CONVERT AND SAVE
By UTE SCHULENBERG
BEN Gately had received more than 20 calls before 10am yesterday following the news of a $2000 Federal Government subsidy for motorists converting their existing cars to liquefied petroleum gas (LPG).
The subsidy is part of a $1.5 million fuel package announced by the Government yesterday in an attempt to ease voter dissatisfaction with rising petrol prices.
Mr Gately, of Gately Mechanical Repairs, said the average conversion cost for a family sedan was $2900.
"Station wagons are a bit more and Landcruisers are around $3300," he said.
"Every time fuel goes up, there are more inquiries.

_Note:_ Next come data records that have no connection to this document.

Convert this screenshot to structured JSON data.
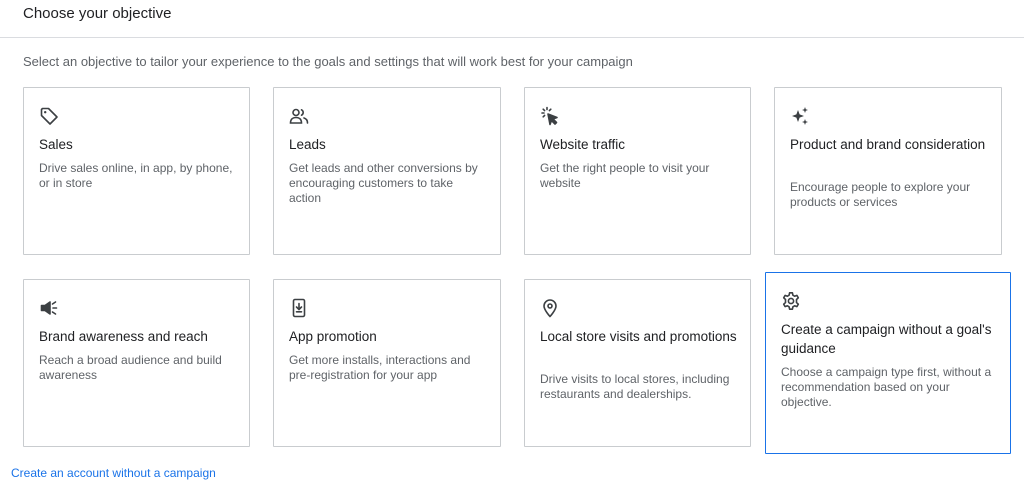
{
  "header": {
    "title": "Choose your objective"
  },
  "subtitle": "Select an objective to tailor your experience to the goals and settings that will work best for your campaign",
  "objectives": [
    {
      "title": "Sales",
      "description": "Drive sales online, in app, by phone, or in store",
      "icon": "tag-icon"
    },
    {
      "title": "Leads",
      "description": "Get leads and other conversions by encouraging customers to take action",
      "icon": "people-icon"
    },
    {
      "title": "Website traffic",
      "description": "Get the right people to visit your website",
      "icon": "cursor-click-icon"
    },
    {
      "title": "Product and brand consideration",
      "description": "Encourage people to explore your products or services",
      "icon": "sparkle-icon"
    },
    {
      "title": "Brand awareness and reach",
      "description": "Reach a broad audience and build awareness",
      "icon": "megaphone-icon"
    },
    {
      "title": "App promotion",
      "description": "Get more installs, interactions and pre-registration for your app",
      "icon": "phone-download-icon"
    },
    {
      "title": "Local store visits and promotions",
      "description": "Drive visits to local stores, including restaurants and dealerships.",
      "icon": "location-pin-icon"
    },
    {
      "title": "Create a campaign without a goal's guidance",
      "description": "Choose a campaign type first, without a recommendation based on your objective.",
      "icon": "gear-icon",
      "selected": true
    }
  ],
  "footer": {
    "link_label": "Create an account without a campaign"
  },
  "colors": {
    "accent": "#1a73e8",
    "border": "#c9cccf",
    "text": "#202124",
    "secondary_text": "#5f6368"
  }
}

With this offer I think we are going to be busy."
However without any details about how the subsidy would work, he was also cautious.
"We will just have to wait and see."
At 66 cents/litre, LPG is a lot cheaper than petrol, although marginally more is used.
"But performance-wise, if the engine is properly tuned, there is no difference," Mr Gately said.
For those who have already converted to LPG, this latest news is not so good.
Jocelyn Marmont said she and her partner, Nicholas Stubbs, 'were spewing' when they heard about the subsidy.
"We only had our Landcruiser converted in March," she said.
"We've already done about 30,000 kilometres, so we have definitely made the money back." LPG subsidies were originally due to be introduced in 2011. A spokesman for Mitsubishi, Kevin Taylor, welcomed the planned acceleration.
"It's good to have fuels other than petrol," Mr Taylor said.
"The problem is, if LPG becomes a very popular fuel, will resellers start charging more? The good thing is most resellers are not the same people who are controlling the petrol networks."